Growing up in the highlands of Western Slovenia, away from all distractions of social city life, Manca (not much unlike Heidi), needed to feed her creativity with constantly exploring hand crafts that were present in the daily farm life. From her parents and grandparents she learned everything from crochet and knitting to basket weaving and carpentry. During entire primary school she was attending also the Lace School in Žiri, which is with its 110 years of operation one of the main centers of lacemaking in the region. Studying product design and architecture in Ljubljana and Barcelona she stepped away from traditional crafts and directed her focus towards contemporary, computer driven methods of design. Besides architectural design she would also create virtual environments for a number of architectural offices, private clients and museums.
After years of successful collaborations in architecture, where she also won numerous awards, Manca became increasingly interested in the connection between architectural space and lace (its appearance and structure, material and decorative possibilities, etc.). Her latest works in spatial lace have received international acclaim and been published worldwide.

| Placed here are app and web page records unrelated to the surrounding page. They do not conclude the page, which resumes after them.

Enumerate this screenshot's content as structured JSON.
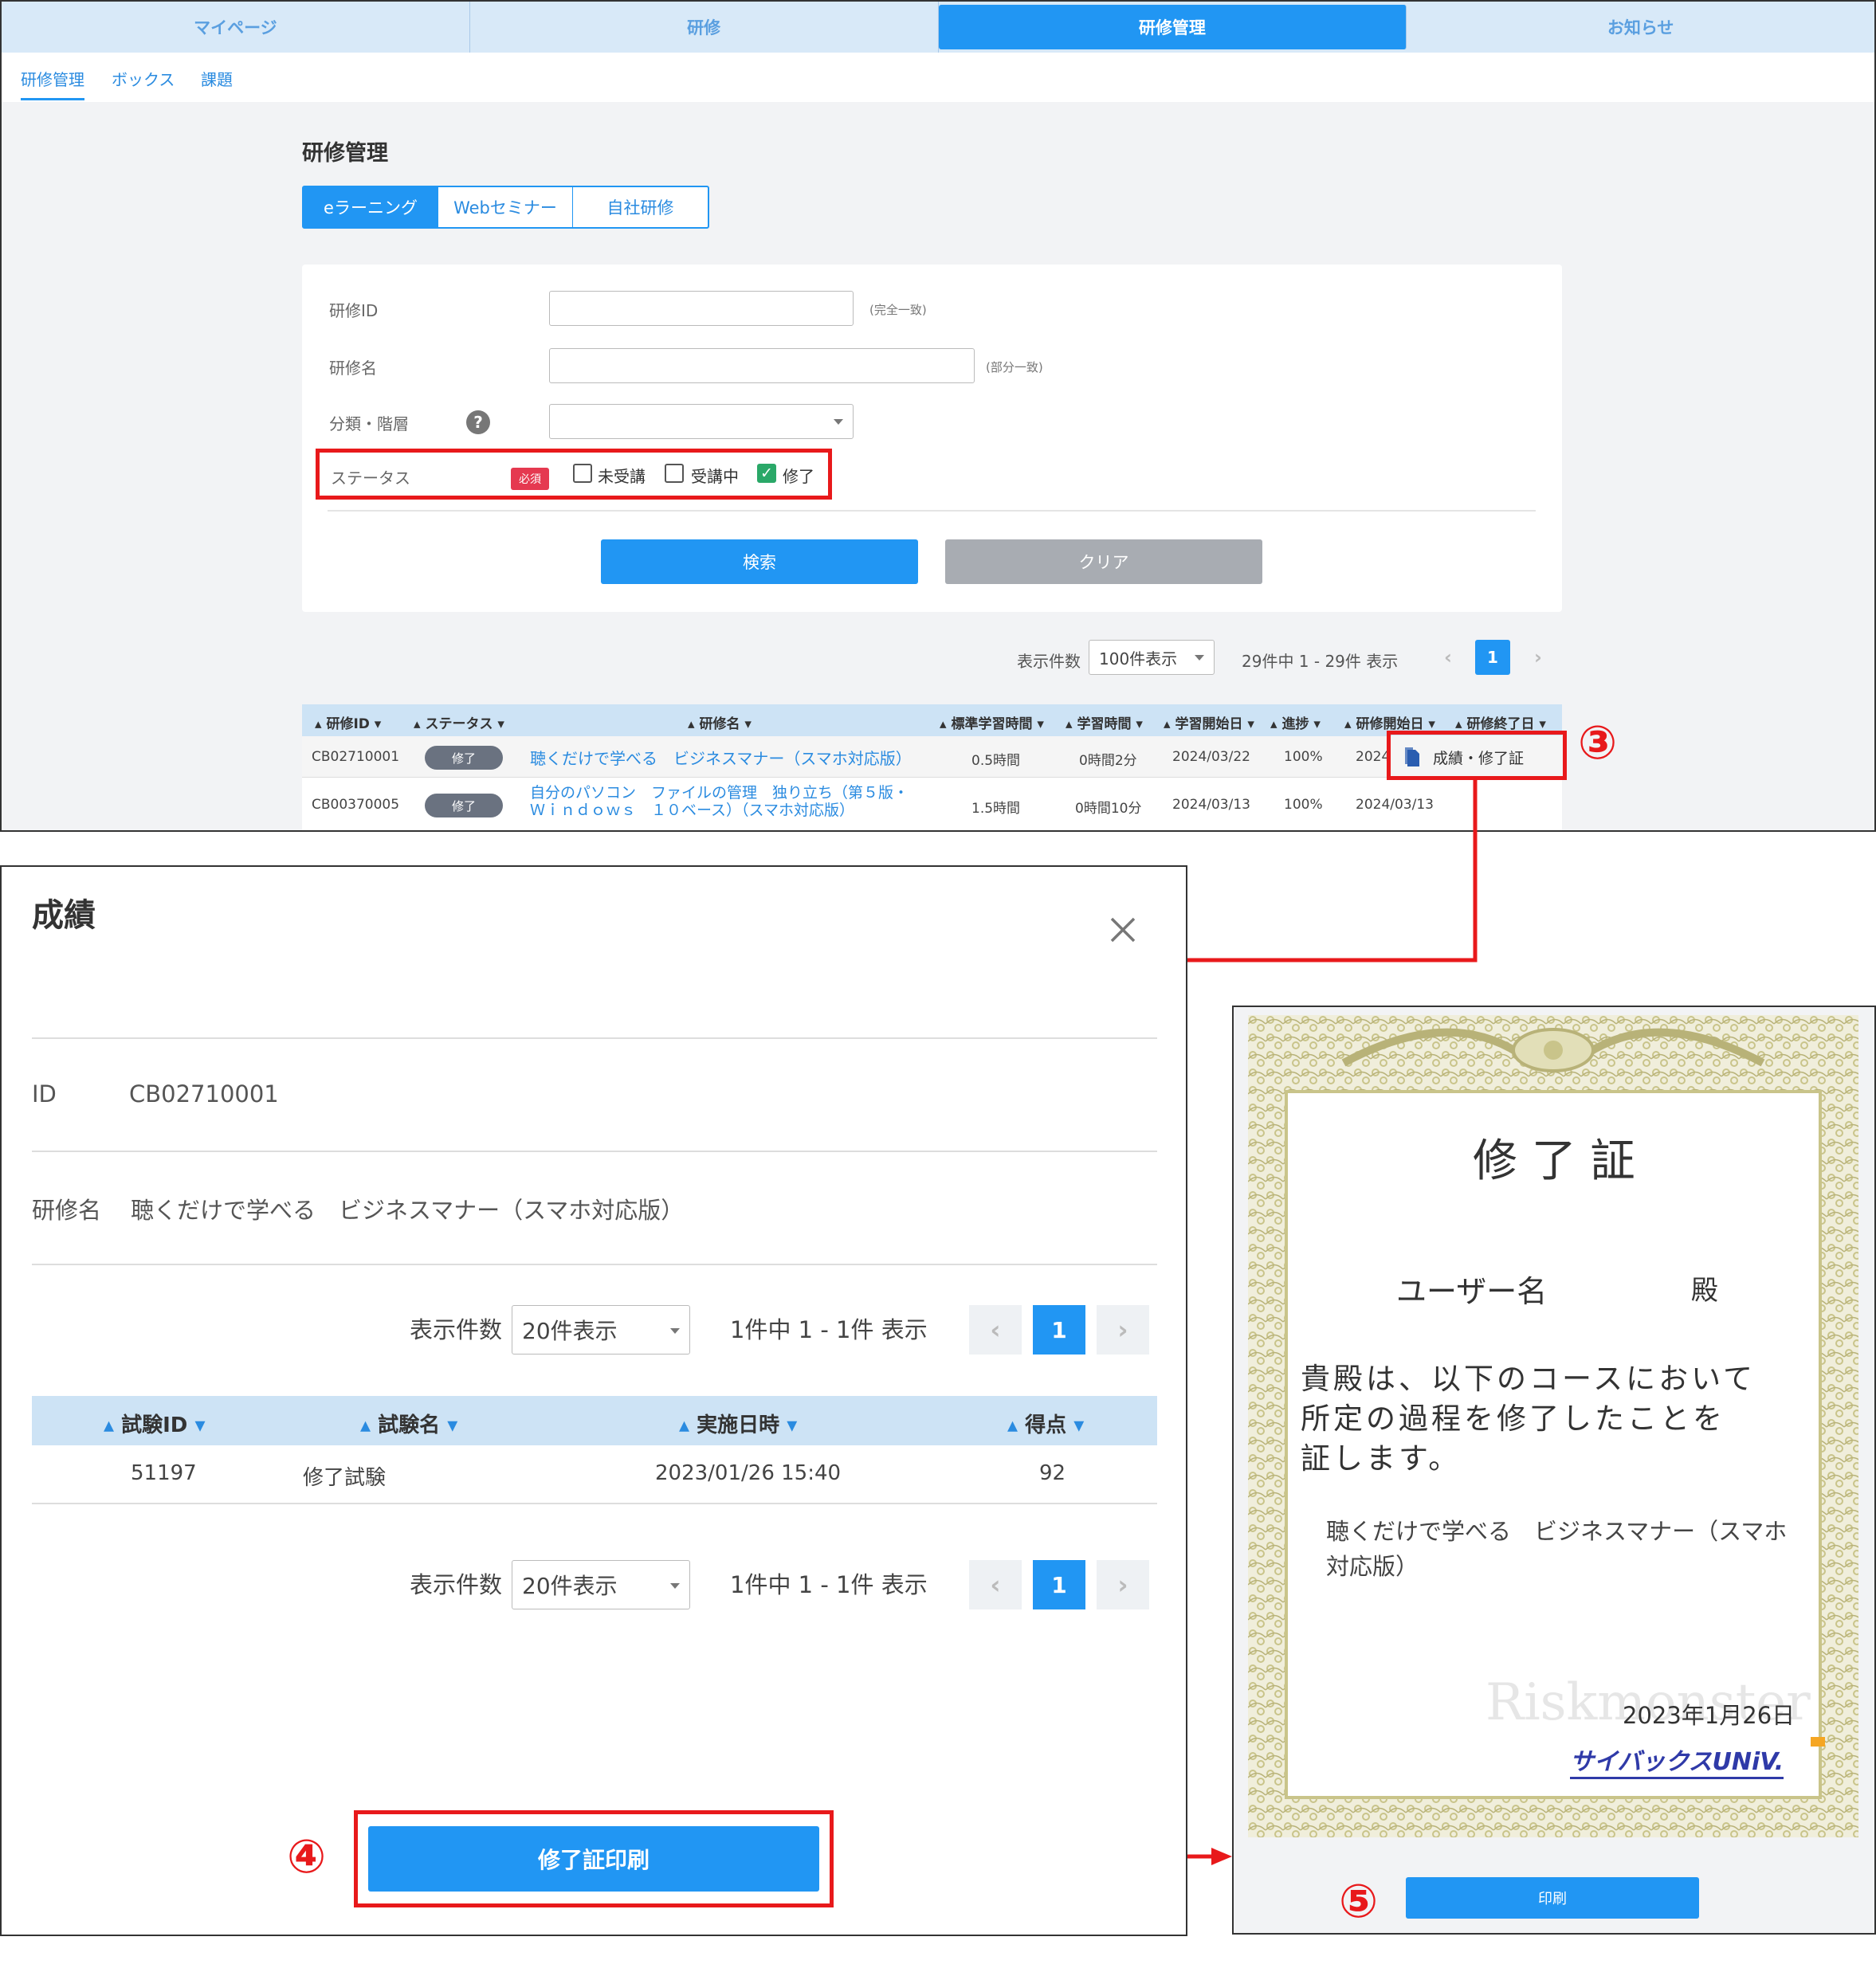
{
  "top_nav": {
    "tabs": [
      "マイページ",
      "研修",
      "研修管理",
      "お知らせ"
    ]
  },
  "sub_nav": {
    "items": [
      "研修管理",
      "ボックス",
      "課題"
    ]
  },
  "page": {
    "title": "研修管理",
    "mode_tabs": [
      "eラーニング",
      "Webセミナー",
      "自社研修"
    ]
  },
  "search": {
    "id_label": "研修ID",
    "id_note": "(完全一致)",
    "name_label": "研修名",
    "name_note": "(部分一致)",
    "category_label": "分類・階層",
    "help_glyph": "?",
    "status_label": "ステータス",
    "required_badge": "必須",
    "status_options": [
      {
        "label": "未受講",
        "checked": false
      },
      {
        "label": "受講中",
        "checked": false
      },
      {
        "label": "修了",
        "checked": true
      }
    ],
    "search_button": "検索",
    "clear_button": "クリア"
  },
  "pagination_top": {
    "per_page_label": "表示件数",
    "per_page_value": "100件表示",
    "summary": "29件中 1 - 29件 表示",
    "current_page": "1"
  },
  "results_table": {
    "columns": [
      "研修ID",
      "ステータス",
      "研修名",
      "標準学習時間",
      "学習時間",
      "学習開始日",
      "進捗",
      "研修開始日",
      "研修終了日"
    ],
    "rows": [
      {
        "id": "CB02710001",
        "status": "修了",
        "name": "聴くだけで学べる　ビジネスマナー（スマホ対応版）",
        "std_time": "0.5時間",
        "time": "0時間2分",
        "start": "2024/03/22",
        "progress": "100%",
        "course_start": "2024",
        "action": "成績・修了証"
      },
      {
        "id": "CB00370005",
        "status": "修了",
        "name_line1": "自分のパソコン　ファイルの管理　独り立ち（第５版・",
        "name_line2": "Ｗｉｎｄｏｗｓ　１０ベース）（スマホ対応版）",
        "std_time": "1.5時間",
        "time": "0時間10分",
        "start": "2024/03/13",
        "progress": "100%",
        "course_start": "2024/03/13"
      }
    ]
  },
  "callouts": {
    "three": "③",
    "four": "④",
    "five": "⑤"
  },
  "modal": {
    "title": "成績",
    "id_label": "ID",
    "id_value": "CB02710001",
    "name_label": "研修名",
    "name_value": "聴くだけで学べる　ビジネスマナー（スマホ対応版）",
    "pagination": {
      "per_page_label": "表示件数",
      "per_page_value": "20件表示",
      "summary": "1件中 1 - 1件 表示",
      "current_page": "1"
    },
    "table": {
      "columns": [
        "試験ID",
        "試験名",
        "実施日時",
        "得点"
      ],
      "rows": [
        {
          "exam_id": "51197",
          "exam_name": "修了試験",
          "datetime": "2023/01/26 15:40",
          "score": "92"
        }
      ]
    },
    "print_button": "修了証印刷"
  },
  "certificate": {
    "title": "修 了 証",
    "recipient": "ユーザー名",
    "honorific": "殿",
    "body_lines": [
      "貴殿は、以下のコースにおいて",
      "所定の過程を修了したことを",
      "証します。"
    ],
    "course_line1": "聴くだけで学べる　ビジネスマナー（スマホ",
    "course_line2": "対応版）",
    "watermark": "Riskmonster",
    "date": "2023年1月26日",
    "logo": "サイバックスUNiV.",
    "print_button": "印刷"
  },
  "colors": {
    "accent": "#2196f3",
    "callout": "#e8191b",
    "frame_gold": "#c9c48a"
  }
}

Currently based in New York, Manca moves easily through several levels of scale in her lace fabrications, from jewelry pieces to large architectural installations.